Penguin feathers offer a model for dynamic insulation, providing excellent insulation in both air and water and regaining loft automatically after compression. Penguins are unusual in that their feathers are not arranged in tracts, as in other birds, but instead are evenly packed over their surface. The feathers are short and stiff relative to other birds, comprised of an outer ’pennaceous’ or vane region and a ‘downy’ inner ‘after-feather’. The shaft of the feathers have a muscle attached to them that can pull them down into a compressed water tight barrier when under water, and then erect them again when they come back onto land. The upper parts of the vanes of the feathers overlap their neighboring feathers flatly like overlapping tiles, contributing to a wind or water barrier.
The deeper insulating layer is made up of after-feathers that are comprised of ever smaller components that create an ordered network of elements to create trapped air spaces. In Gentoo penguins, for example, there are about 47 barbs per feather and each of the barbs may have 1250 barbules emerging at a 60-80 degree angle from the central ramus (or stalk) in a spiral arrangement. Each barbule has its own tiny extensions, cilia, that are thought to provide a mechanism for attachment to neighboring barbules of other barbs, allowing them to only move in one direction relative to each other by a sort of ‘slip-stick’ mechanism. The overall effect of this structure is to create a uniform arrangement of barbules and thus a uniform division of and thickness of the trapped air space within the insulative layer. This slip-stick mechanism is thought to interact with the stored elastic energy in the barbs during compression under water to re-establish the correct spacing between barbs and barbules when back on land, for optimal still air space and thus insulative value. Bioengineers are studying not only the structural arrangements of the feather elements of penguins but also their mechanical properties in order to develop more effective insulative materials that could capture this clever self-organizing characteristic and ability to regain ‘loft’ after being compressed.
Penguin feather structure. Artist: Marjan Eggermont
Penguin feather distribution—even rather than in tracts. Artist: Marjan Eggermont

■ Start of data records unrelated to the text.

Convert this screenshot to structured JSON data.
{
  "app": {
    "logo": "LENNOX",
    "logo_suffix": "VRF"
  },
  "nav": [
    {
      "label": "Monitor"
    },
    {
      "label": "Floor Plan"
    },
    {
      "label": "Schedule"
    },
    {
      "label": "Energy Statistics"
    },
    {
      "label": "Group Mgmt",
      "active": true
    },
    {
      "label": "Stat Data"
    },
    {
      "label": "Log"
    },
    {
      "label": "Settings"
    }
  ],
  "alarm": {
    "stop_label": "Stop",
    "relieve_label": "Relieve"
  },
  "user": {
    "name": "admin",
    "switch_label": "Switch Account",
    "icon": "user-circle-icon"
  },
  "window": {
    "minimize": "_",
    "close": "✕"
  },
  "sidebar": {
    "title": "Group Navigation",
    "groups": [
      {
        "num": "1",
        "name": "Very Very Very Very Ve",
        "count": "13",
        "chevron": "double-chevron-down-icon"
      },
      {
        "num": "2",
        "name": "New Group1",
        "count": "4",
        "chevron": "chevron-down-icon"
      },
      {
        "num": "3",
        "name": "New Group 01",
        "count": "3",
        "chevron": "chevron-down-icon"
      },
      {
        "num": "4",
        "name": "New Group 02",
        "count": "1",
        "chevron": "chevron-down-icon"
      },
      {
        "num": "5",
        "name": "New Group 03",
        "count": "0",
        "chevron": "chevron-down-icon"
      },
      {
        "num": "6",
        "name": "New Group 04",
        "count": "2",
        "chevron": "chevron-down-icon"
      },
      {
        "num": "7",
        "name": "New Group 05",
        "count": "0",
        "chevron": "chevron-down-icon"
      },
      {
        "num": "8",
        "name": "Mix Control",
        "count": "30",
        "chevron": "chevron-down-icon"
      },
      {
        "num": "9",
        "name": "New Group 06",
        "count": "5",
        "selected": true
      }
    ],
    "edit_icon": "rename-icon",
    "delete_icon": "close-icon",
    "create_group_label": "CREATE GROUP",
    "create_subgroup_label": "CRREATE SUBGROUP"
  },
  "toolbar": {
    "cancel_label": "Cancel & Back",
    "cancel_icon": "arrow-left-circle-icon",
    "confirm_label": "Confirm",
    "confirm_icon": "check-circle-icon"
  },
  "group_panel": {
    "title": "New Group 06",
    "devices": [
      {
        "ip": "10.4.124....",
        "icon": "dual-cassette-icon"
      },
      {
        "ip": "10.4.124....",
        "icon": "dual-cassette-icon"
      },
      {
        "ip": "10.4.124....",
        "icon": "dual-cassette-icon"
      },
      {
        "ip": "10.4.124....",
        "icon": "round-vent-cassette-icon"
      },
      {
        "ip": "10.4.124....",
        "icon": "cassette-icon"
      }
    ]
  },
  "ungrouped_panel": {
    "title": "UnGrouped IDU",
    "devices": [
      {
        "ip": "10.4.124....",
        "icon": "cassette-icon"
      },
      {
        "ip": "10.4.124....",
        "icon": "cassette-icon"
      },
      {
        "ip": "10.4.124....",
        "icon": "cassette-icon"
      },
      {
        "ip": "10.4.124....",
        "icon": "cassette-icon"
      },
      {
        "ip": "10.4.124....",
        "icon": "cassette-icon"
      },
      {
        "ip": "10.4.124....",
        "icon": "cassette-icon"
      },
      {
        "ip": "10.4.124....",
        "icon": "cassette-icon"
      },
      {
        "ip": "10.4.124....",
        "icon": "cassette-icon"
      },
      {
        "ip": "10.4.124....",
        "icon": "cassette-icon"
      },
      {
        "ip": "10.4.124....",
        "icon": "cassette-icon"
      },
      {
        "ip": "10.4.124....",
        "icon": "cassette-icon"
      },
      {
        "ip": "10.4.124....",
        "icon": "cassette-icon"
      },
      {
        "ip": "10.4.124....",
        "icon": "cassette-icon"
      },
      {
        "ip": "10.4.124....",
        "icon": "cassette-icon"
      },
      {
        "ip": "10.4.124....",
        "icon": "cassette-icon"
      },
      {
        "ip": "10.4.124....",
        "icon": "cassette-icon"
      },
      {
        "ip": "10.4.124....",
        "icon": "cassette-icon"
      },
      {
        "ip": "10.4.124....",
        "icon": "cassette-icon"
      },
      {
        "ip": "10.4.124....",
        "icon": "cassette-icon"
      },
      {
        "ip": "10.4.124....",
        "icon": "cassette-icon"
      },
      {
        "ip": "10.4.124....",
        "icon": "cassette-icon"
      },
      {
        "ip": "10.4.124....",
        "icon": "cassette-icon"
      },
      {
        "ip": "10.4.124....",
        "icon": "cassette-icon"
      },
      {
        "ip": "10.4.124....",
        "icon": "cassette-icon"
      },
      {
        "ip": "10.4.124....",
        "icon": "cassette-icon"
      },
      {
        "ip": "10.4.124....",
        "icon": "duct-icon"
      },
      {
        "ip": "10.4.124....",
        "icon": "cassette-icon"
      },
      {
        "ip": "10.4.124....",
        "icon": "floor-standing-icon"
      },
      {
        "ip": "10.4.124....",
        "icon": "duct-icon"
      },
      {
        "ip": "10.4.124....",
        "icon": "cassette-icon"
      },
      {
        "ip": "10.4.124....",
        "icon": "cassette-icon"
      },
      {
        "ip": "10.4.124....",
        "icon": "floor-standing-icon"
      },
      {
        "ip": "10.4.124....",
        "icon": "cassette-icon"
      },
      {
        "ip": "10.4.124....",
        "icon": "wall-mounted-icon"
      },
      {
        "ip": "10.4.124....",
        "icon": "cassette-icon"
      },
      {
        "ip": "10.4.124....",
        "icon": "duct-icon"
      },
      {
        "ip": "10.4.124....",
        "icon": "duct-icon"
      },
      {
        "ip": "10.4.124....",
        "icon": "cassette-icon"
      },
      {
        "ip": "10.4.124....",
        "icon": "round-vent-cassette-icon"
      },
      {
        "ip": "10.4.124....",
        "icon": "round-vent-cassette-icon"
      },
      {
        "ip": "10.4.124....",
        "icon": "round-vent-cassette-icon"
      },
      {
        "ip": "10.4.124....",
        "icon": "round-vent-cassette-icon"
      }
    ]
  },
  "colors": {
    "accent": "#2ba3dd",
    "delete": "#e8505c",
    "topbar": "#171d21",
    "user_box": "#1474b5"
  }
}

“As insulators, feathers are even more efficient than fur. Only a bird–the penguin–can survive on the Antarctic ice-cap in winter, the coldest place on earth. The penguin’s feathers are devoted entirely to this task. They are filamentous and trap the air in a continuous layer all round the body. This, reinforced by a thick coat of fat just beneath the skin, enables the hot-blooded penguins to stand about in a blizzard in temperatures of forty degrees below freezing and remain there for weeks on end, even without stoking their internal warmth with a meal.” (Attenborough 1979:178-179)